[App and web page records]

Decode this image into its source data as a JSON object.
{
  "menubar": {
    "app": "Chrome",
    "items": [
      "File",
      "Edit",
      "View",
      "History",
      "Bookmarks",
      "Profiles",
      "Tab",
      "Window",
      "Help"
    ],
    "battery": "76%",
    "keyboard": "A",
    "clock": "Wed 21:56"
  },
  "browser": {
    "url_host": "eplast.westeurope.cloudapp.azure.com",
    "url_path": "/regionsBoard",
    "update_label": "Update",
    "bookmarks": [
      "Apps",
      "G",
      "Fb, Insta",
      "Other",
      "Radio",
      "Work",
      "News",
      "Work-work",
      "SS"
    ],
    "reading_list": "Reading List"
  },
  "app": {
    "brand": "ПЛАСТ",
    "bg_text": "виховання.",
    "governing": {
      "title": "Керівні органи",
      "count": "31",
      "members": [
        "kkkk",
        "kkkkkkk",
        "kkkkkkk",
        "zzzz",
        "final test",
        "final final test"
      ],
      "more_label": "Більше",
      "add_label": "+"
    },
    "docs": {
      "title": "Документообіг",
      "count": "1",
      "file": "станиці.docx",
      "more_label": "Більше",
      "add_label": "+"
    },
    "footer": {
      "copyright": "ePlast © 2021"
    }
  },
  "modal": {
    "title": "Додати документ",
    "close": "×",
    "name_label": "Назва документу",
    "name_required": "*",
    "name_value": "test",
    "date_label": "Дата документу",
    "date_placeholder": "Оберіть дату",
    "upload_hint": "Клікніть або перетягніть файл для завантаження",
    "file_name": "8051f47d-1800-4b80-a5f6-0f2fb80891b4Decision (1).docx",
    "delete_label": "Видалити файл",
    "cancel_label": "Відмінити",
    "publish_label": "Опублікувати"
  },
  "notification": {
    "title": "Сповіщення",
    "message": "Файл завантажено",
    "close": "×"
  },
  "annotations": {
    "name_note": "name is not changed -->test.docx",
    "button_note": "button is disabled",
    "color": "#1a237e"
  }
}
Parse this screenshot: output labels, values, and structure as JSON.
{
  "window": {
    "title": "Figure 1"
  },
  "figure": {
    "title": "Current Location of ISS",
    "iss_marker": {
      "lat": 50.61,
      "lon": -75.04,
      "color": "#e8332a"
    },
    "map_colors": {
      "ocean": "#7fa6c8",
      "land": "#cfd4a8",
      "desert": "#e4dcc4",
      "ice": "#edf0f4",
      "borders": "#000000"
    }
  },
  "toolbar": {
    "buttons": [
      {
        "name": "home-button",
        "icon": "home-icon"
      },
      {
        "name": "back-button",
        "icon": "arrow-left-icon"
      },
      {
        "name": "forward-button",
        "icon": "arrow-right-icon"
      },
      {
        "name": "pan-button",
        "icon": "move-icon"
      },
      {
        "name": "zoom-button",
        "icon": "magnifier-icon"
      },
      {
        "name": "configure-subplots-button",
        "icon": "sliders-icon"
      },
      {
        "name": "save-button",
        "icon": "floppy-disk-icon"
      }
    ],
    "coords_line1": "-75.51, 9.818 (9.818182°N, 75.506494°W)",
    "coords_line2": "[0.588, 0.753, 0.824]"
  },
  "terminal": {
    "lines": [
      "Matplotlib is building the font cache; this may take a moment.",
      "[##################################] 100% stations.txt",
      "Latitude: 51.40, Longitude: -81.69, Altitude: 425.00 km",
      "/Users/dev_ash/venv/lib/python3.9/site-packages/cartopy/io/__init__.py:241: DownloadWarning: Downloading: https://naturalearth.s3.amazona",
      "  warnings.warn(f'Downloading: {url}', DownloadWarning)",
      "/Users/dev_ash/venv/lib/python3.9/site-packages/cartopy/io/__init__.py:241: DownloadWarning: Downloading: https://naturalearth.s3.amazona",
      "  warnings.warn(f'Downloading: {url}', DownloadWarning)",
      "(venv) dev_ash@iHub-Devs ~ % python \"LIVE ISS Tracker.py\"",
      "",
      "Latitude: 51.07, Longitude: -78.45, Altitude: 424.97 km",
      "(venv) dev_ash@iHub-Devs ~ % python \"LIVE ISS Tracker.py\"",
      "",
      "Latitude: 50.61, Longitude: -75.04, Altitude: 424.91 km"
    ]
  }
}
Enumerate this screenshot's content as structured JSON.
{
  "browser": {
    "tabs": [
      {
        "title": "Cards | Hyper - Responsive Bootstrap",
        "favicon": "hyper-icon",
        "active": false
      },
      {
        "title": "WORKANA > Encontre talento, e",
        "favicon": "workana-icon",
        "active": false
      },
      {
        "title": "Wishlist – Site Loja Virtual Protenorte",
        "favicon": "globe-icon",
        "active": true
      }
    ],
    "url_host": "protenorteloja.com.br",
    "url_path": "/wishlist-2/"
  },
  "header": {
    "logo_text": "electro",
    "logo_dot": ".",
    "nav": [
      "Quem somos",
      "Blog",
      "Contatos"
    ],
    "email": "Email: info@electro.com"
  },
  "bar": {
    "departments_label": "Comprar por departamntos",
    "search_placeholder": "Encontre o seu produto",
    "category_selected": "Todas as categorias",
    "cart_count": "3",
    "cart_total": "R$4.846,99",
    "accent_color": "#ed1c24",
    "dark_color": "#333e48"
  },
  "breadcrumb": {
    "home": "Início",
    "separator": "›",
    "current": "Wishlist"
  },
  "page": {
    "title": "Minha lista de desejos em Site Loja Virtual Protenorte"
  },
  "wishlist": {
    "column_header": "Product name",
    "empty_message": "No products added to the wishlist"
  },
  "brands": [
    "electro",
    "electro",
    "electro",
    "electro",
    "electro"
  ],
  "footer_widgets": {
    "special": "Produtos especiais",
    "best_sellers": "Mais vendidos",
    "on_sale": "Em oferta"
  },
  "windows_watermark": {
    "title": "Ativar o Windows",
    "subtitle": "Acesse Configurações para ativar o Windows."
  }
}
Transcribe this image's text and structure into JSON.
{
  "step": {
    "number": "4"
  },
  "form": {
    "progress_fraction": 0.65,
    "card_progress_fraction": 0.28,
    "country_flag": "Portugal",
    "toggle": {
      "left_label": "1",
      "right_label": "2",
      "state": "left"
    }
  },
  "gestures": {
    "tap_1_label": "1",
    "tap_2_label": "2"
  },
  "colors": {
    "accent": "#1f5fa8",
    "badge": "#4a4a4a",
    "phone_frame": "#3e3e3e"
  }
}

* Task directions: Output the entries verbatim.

* Answer box:
Decode this image into its source data as a JSON object.
{
  "menubar": {
    "app": "Chrome",
    "items": [
      "File",
      "Edit",
      "View",
      "History",
      "Bookmarks",
      "Profiles",
      "Tab",
      "Window",
      "Help"
    ],
    "battery": "76%",
    "keyboard": "A",
    "clock": "Wed 21:56"
  },
  "browser": {
    "url_host": "eplast.westeurope.cloudapp.azure.com",
    "url_path": "/regionsBoard",
    "update_label": "Update",
    "bookmarks": [
      "Apps",
      "G",
      "Fb, Insta",
      "Other",
      "Radio",
      "Work",
      "News",
      "Work-work",
      "SS"
    ],
    "reading_list": "Reading List"
  },
  "app": {
    "brand": "ПЛАСТ",
    "bg_text": "виховання.",
    "governing": {
      "title": "Керівні органи",
      "count": "31",
      "members": [
        "kkkk",
        "kkkkkkk",
        "kkkkkkk",
        "zzzz",
        "final test",
        "final final test"
      ],
      "more_label": "Більше",
      "add_label": "+"
    },
    "docs": {
      "title": "Документообіг",
      "count": "1",
      "file": "станиці.docx",
      "more_label": "Більше",
      "add_label": "+"
    },
    "footer": {
      "copyright": "ePlast © 2021"
    }
  },
  "modal": {
    "title": "Додати документ",
    "close": "×",
    "name_label": "Назва документу",
    "name_required": "*",
    "name_value": "test",
    "date_label": "Дата документу",
    "date_placeholder": "Оберіть дату",
    "upload_hint": "Клікніть або перетягніть файл для завантаження",
    "file_name": "8051f47d-1800-4b80-a5f6-0f2fb80891b4Decision (1).docx",
    "delete_label": "Видалити файл",
    "cancel_label": "Відмінити",
    "publish_label": "Опублікувати"
  },
  "notification": {
    "title": "Сповіщення",
    "message": "Файл завантажено",
    "close": "×"
  },
  "annotations": {
    "name_note": "name is not changed -->test.docx",
    "button_note": "button is disabled",
    "color": "#1a237e"
  }
}
Parse this screenshot: output labels, values, and structure as JSON.
{
  "window": {
    "title": "Figure 1"
  },
  "figure": {
    "title": "Current Location of ISS",
    "iss_marker": {
      "lat": 50.61,
      "lon": -75.04,
      "color": "#e8332a"
    },
    "map_colors": {
      "ocean": "#7fa6c8",
      "land": "#cfd4a8",
      "desert": "#e4dcc4",
      "ice": "#edf0f4",
      "borders": "#000000"
    }
  },
  "toolbar": {
    "buttons": [
      {
        "name": "home-button",
        "icon": "home-icon"
      },
      {
        "name": "back-button",
        "icon": "arrow-left-icon"
      },
      {
        "name": "forward-button",
        "icon": "arrow-right-icon"
      },
      {
        "name": "pan-button",
        "icon": "move-icon"
      },
      {
        "name": "zoom-button",
        "icon": "magnifier-icon"
      },
      {
        "name": "configure-subplots-button",
        "icon": "sliders-icon"
      },
      {
        "name": "save-button",
        "icon": "floppy-disk-icon"
      }
    ],
    "coords_line1": "-75.51, 9.818 (9.818182°N, 75.506494°W)",
    "coords_line2": "[0.588, 0.753, 0.824]"
  },
  "terminal": {
    "lines": [
      "Matplotlib is building the font cache; this may take a moment.",
      "[##################################] 100% stations.txt",
      "Latitude: 51.40, Longitude: -81.69, Altitude: 425.00 km",
      "/Users/dev_ash/venv/lib/python3.9/site-packages/cartopy/io/__init__.py:241: DownloadWarning: Downloading: https://naturalearth.s3.amazona",
      "  warnings.warn(f'Downloading: {url}', DownloadWarning)",
      "/Users/dev_ash/venv/lib/python3.9/site-packages/cartopy/io/__init__.py:241: DownloadWarning: Downloading: https://naturalearth.s3.amazona",
      "  warnings.warn(f'Downloading: {url}', DownloadWarning)",
      "(venv) dev_ash@iHub-Devs ~ % python \"LIVE ISS Tracker.py\"",
      "",
      "Latitude: 51.07, Longitude: -78.45, Altitude: 424.97 km",
      "(venv) dev_ash@iHub-Devs ~ % python \"LIVE ISS Tracker.py\"",
      "",
      "Latitude: 50.61, Longitude: -75.04, Altitude: 424.91 km"
    ]
  }
}
Enumerate this screenshot's content as structured JSON.
{
  "browser": {
    "tabs": [
      {
        "title": "Cards | Hyper - Responsive Bootstrap",
        "favicon": "hyper-icon",
        "active": false
      },
      {
        "title": "WORKANA > Encontre talento, e",
        "favicon": "workana-icon",
        "active": false
      },
      {
        "title": "Wishlist – Site Loja Virtual Protenorte",
        "favicon": "globe-icon",
        "active": true
      }
    ],
    "url_host": "protenorteloja.com.br",
    "url_path": "/wishlist-2/"
  },
  "header": {
    "logo_text": "electro",
    "logo_dot": ".",
    "nav": [
      "Quem somos",
      "Blog",
      "Contatos"
    ],
    "email": "Email: info@electro.com"
  },
  "bar": {
    "departments_label": "Comprar por departamntos",
    "search_placeholder": "Encontre o seu produto",
    "category_selected": "Todas as categorias",
    "cart_count": "3",
    "cart_total": "R$4.846,99",
    "accent_color": "#ed1c24",
    "dark_color": "#333e48"
  },
  "breadcrumb": {
    "home": "Início",
    "separator": "›",
    "current": "Wishlist"
  },
  "page": {
    "title": "Minha lista de desejos em Site Loja Virtual Protenorte"
  },
  "wishlist": {
    "column_header": "Product name",
    "empty_message": "No products added to the wishlist"
  },
  "brands": [
    "electro",
    "electro",
    "electro",
    "electro",
    "electro"
  ],
  "footer_widgets": {
    "special": "Produtos especiais",
    "best_sellers": "Mais vendidos",
    "on_sale": "Em oferta"
  },
  "windows_watermark": {
    "title": "Ativar o Windows",
    "subtitle": "Acesse Configurações para ativar o Windows."
  }
}
Transcribe this image's text and structure into JSON.
{
  "step": {
    "number": "4"
  },
  "form": {
    "progress_fraction": 0.65,
    "card_progress_fraction": 0.28,
    "country_flag": "Portugal",
    "toggle": {
      "left_label": "1",
      "right_label": "2",
      "state": "left"
    }
  },
  "gestures": {
    "tap_1_label": "1",
    "tap_2_label": "2"
  },
  "colors": {
    "accent": "#1f5fa8",
    "badge": "#4a4a4a",
    "phone_frame": "#3e3e3e"
  }
}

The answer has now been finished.